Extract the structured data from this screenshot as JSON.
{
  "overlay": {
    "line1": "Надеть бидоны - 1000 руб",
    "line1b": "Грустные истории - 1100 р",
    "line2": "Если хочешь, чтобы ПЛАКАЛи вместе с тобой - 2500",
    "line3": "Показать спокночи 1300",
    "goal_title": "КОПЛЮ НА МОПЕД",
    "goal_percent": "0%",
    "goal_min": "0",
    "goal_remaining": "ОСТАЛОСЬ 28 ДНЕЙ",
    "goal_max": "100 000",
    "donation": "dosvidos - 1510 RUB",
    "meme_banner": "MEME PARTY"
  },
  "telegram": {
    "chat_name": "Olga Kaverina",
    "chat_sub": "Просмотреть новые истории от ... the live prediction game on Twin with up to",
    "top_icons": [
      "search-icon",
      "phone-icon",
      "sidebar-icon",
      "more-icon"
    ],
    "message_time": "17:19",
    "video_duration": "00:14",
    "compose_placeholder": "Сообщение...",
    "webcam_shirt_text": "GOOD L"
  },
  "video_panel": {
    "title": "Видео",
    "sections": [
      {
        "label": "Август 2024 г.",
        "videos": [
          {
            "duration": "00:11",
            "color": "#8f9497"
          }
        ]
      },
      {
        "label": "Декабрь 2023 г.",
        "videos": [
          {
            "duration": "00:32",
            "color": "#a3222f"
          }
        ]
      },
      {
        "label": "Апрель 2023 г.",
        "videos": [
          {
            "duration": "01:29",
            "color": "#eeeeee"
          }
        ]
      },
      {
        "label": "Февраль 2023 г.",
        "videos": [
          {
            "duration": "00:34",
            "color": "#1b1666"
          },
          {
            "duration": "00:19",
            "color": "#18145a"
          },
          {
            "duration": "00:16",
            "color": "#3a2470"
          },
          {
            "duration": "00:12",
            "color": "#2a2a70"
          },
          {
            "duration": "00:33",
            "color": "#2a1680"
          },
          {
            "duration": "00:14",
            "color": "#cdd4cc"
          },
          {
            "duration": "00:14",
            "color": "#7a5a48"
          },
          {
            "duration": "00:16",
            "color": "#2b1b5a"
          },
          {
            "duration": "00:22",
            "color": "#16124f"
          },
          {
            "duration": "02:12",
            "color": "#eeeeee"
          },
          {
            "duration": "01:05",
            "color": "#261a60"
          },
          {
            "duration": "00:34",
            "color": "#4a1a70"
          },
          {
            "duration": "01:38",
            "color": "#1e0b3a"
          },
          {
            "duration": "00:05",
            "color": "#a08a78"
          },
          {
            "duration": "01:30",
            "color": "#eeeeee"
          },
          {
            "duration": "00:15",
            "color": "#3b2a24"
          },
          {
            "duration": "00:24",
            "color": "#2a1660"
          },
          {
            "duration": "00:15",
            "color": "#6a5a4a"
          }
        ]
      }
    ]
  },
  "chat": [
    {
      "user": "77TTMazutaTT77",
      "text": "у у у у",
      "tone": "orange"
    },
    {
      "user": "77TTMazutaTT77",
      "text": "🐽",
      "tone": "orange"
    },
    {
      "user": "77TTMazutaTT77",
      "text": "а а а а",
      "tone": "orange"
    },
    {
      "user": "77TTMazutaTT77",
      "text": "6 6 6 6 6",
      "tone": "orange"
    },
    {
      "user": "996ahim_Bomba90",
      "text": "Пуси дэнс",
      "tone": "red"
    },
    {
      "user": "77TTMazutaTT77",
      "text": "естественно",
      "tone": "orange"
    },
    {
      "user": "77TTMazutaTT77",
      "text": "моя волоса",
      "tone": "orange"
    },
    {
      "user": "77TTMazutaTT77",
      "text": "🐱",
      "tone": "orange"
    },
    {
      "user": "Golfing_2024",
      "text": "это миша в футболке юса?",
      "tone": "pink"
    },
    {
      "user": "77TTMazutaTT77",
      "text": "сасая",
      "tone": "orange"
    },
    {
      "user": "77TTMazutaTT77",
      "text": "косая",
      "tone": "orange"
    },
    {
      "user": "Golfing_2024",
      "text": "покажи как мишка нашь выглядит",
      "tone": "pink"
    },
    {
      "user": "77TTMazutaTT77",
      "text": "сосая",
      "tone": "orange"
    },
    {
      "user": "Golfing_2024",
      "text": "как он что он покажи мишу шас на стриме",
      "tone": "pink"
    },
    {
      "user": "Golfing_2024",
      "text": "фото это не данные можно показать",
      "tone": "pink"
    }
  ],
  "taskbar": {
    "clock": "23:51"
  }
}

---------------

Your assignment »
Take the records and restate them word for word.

Response area »
Extract the structured data from this screenshot as JSON.
{
  "overlay": {
    "line1": "Надеть бидоны - 1000 руб",
    "line1b": "Грустные истории - 1100 р",
    "line2": "Если хочешь, чтобы ПЛАКАЛи вместе с тобой - 2500",
    "line3": "Показать спокночи 1300",
    "goal_title": "КОПЛЮ НА МОПЕД",
    "goal_percent": "0%",
    "goal_min": "0",
    "goal_remaining": "ОСТАЛОСЬ 28 ДНЕЙ",
    "goal_max": "100 000",
    "donation": "dosvidos - 1510 RUB",
    "meme_banner": "MEME PARTY"
  },
  "telegram": {
    "chat_name": "Olga Kaverina",
    "chat_sub": "Просмотреть новые истории от ... the live prediction game on Twin with up to",
    "top_icons": [
      "search-icon",
      "phone-icon",
      "sidebar-icon",
      "more-icon"
    ],
    "message_time": "17:19",
    "video_duration": "00:14",
    "compose_placeholder": "Сообщение...",
    "webcam_shirt_text": "GOOD L"
  },
  "video_panel": {
    "title": "Видео",
    "sections": [
      {
        "label": "Август 2024 г.",
        "videos": [
          {
            "duration": "00:11",
            "color": "#8f9497"
          }
        ]
      },
      {
        "label": "Декабрь 2023 г.",
        "videos": [
          {
            "duration": "00:32",
            "color": "#a3222f"
          }
        ]
      },
      {
        "label": "Апрель 2023 г.",
        "videos": [
          {
            "duration": "01:29",
            "color": "#eeeeee"
          }
        ]
      },
      {
        "label": "Февраль 2023 г.",
        "videos": [
          {
            "duration": "00:34",
            "color": "#1b1666"
          },
          {
            "duration": "00:19",
            "color": "#18145a"
          },
          {
            "duration": "00:16",
            "color": "#3a2470"
          },
          {
            "duration": "00:12",
            "color": "#2a2a70"
          },
          {
            "duration": "00:33",
            "color": "#2a1680"
          },
          {
            "duration": "00:14",
            "color": "#cdd4cc"
          },
          {
            "duration": "00:14",
            "color": "#7a5a48"
          },
          {
            "duration": "00:16",
            "color": "#2b1b5a"
          },
          {
            "duration": "00:22",
            "color": "#16124f"
          },
          {
            "duration": "02:12",
            "color": "#eeeeee"
          },
          {
            "duration": "01:05",
            "color": "#261a60"
          },
          {
            "duration": "00:34",
            "color": "#4a1a70"
          },
          {
            "duration": "01:38",
            "color": "#1e0b3a"
          },
          {
            "duration": "00:05",
            "color": "#a08a78"
          },
          {
            "duration": "01:30",
            "color": "#eeeeee"
          },
          {
            "duration": "00:15",
            "color": "#3b2a24"
          },
          {
            "duration": "00:24",
            "color": "#2a1660"
          },
          {
            "duration": "00:15",
            "color": "#6a5a4a"
          }
        ]
      }
    ]
  },
  "chat": [
    {
      "user": "77TTMazutaTT77",
      "text": "у у у у",
      "tone": "orange"
    },
    {
      "user": "77TTMazutaTT77",
      "text": "🐽",
      "tone": "orange"
    },
    {
      "user": "77TTMazutaTT77",
      "text": "а а а а",
      "tone": "orange"
    },
    {
      "user": "77TTMazutaTT77",
      "text": "6 6 6 6 6",
      "tone": "orange"
    },
    {
      "user": "996ahim_Bomba90",
      "text": "Пуси дэнс",
      "tone": "red"
    },
    {
      "user": "77TTMazutaTT77",
      "text": "естественно",
      "tone": "orange"
    },
    {
      "user": "77TTMazutaTT77",
      "text": "моя волоса",
      "tone": "orange"
    },
    {
      "user": "77TTMazutaTT77",
      "text": "🐱",
      "tone": "orange"
    },
    {
      "user": "Golfing_2024",
      "text": "это миша в футболке юса?",
      "tone": "pink"
    },
    {
      "user": "77TTMazutaTT77",
      "text": "сасая",
      "tone": "orange"
    },
    {
      "user": "77TTMazutaTT77",
      "text": "косая",
      "tone": "orange"
    },
    {
      "user": "Golfing_2024",
      "text": "покажи как мишка нашь выглядит",
      "tone": "pink"
    },
    {
      "user": "77TTMazutaTT77",
      "text": "сосая",
      "tone": "orange"
    },
    {
      "user": "Golfing_2024",
      "text": "как он что он покажи мишу шас на стриме",
      "tone": "pink"
    },
    {
      "user": "Golfing_2024",
      "text": "фото это не данные можно показать",
      "tone": "pink"
    }
  ],
  "taskbar": {
    "clock": "23:51"
  }
}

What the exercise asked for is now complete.